Salmon River Trip: Part 1
Over the next couple weeks, we will be posting on the blog about an adventure that Crunchster's digital curator and photographer Ben Moscona had on the Salmon River in Idaho. We also will be posting some yummy fall Crunchsters recipes to get you excited and inspired for the holidays over the next two weeks.
My friend Curtis had invited me on a trip through some of the most wild and scenic whitewater in the U.S., the Salmon River. The plan was to put in at the top of the Main Salmon River, resupply in Riggins, Idaho, before the Lower Salmon, and take out about 20 miles past the confluence of the Snake and the Salmon Rivers, 215 miles from where we started.
We would be on the river for two weeks, and I only knew three of the twenty four people we would run the first half of the trip with. I flew into Missoula from Denver, and was picked up by my new river friend Marissa. On the four hour drive to the put-in we talked about Idaho and what we had been reading. It turned out that we were both reading the exact same book at the moment (about the reintroduction of wolves to Yellowstone). We made it to the fifty mile dirt road to the put-in in the dark, and Marissa almost ran over what initially looked like a cat. Until it took off, that is, spreading its giant wings into the starry night. We encountered another four gigantic barn owls until we reached camp.
We woke up in the morning to the surprise of who would be joining us on the trip. All of us exchanged introductions and got to work rigging the boats. This trip had over eight river guides who were embarking on this trip as a fun end to their commercial seasons. River guides are known for their excess: large quantities of food, gear, all the most unnecessary things you might think to take on a backcountry trip. We also had a big bag I brought full of different flavors of Crunchsters for everyone to try out! What we didn’t have, however, was an Epi-Pen.

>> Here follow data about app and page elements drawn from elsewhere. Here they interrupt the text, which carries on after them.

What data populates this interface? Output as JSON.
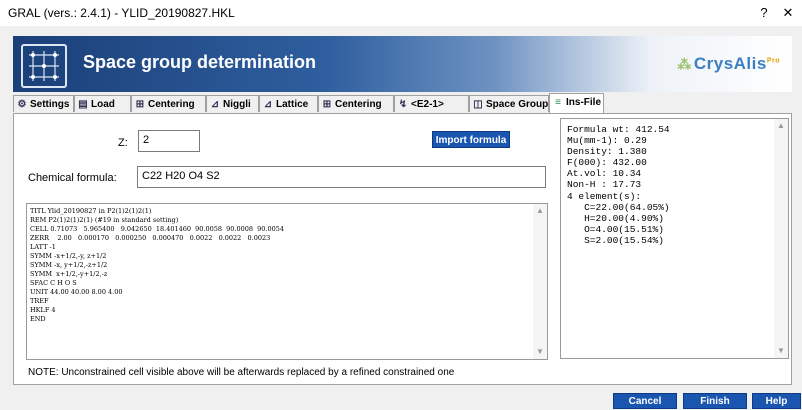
{
  "window": {
    "title": "GRAL (vers.: 2.4.1) - YLID_20190827.HKL",
    "help_label": "?",
    "close_label": "✕"
  },
  "banner": {
    "title": "Space group determination",
    "brand": "CrysAlis",
    "brand_sup": "Pro"
  },
  "tabs": [
    {
      "label": "Settings",
      "icon": "gear-icon"
    },
    {
      "label": "Load",
      "icon": "load-icon"
    },
    {
      "label": "Centering",
      "icon": "centering-icon"
    },
    {
      "label": "Niggli",
      "icon": "niggli-icon"
    },
    {
      "label": "Lattice",
      "icon": "lattice-icon"
    },
    {
      "label": "Centering",
      "icon": "centering-icon"
    },
    {
      "label": "<E2-1>",
      "icon": "e2-icon"
    },
    {
      "label": "Space Group",
      "icon": "space-group-icon"
    },
    {
      "label": "Ins-File",
      "icon": "ins-file-icon",
      "active": true
    }
  ],
  "form": {
    "z_label": "Z:",
    "z_value": "2",
    "import_label": "Import formula",
    "formula_label": "Chemical formula:",
    "formula_value": "C22 H20 O4 S2"
  },
  "ins_file": "TITL Ylid_20190827 in P2(1)2(1)2(1)\nREM P2(1)2(1)2(1) (#19 in standard setting)\nCELL 0.71073   5.965400   9.042650  18.401460  90.0058  90.0008  90.0054\nZERR    2.00   0.000170   0.000250   0.000470   0.0022   0.0022   0.0023\nLATT -1\nSYMM -x+1/2,-y, z+1/2\nSYMM -x, y+1/2,-z+1/2\nSYMM  x+1/2,-y+1/2,-z\nSFAC C H O S\nUNIT 44.00 40.00 8.00 4.00\nTREF\nHKLF 4\nEND",
  "info": "Formula wt: 412.54\nMu(mm-1): 0.29\nDensity: 1.380\nF(000): 432.00\nAt.vol: 10.34\nNon-H : 17.73\n4 element(s):\n   C=22.00(64.05%)\n   H=20.00(4.90%)\n   O=4.00(15.51%)\n   S=2.00(15.54%)",
  "note": "NOTE: Unconstrained cell visible above will be afterwards replaced by a refined constrained one",
  "buttons": {
    "cancel": "Cancel",
    "finish": "Finish",
    "help": "Help"
  }
}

Although no one had reported any life threatening allergies, we were concerned about the wasps. Just at the boat ramp, five of us were stung, some more than once. A hot and dry winter in Idaho hadn’t killed any of the wasp larvae, so the rivers were full of them, even in September.
After several hours of rigging coolers, metal frames, umbrellas, and other accoutrements to the rafts, we finally set off on our two week adventure. I manned a duckie: a kind of inflatable rubber kayak. Some “princessed” on the rafts (not rowing), some rode SUPs (Stand Up Paddleboard), and others kayaked. We didn’t encounter any crazy whitewater on the first day, but a nice, steadily moving current took us to our campsite at dusk.
We camped under the bright stars of the Frank Church-River of No Return Wilderness and exchanged stories in a circle while we got to know each other better. Many on the trip were Idaho based guides, while others hailed from Colorado, Washington, Oregon, Arkansas, and California. I was excited that we would be making our way through the largest wilderness in the Lower 48. Wildlife abounded in the area and we were in for a treat.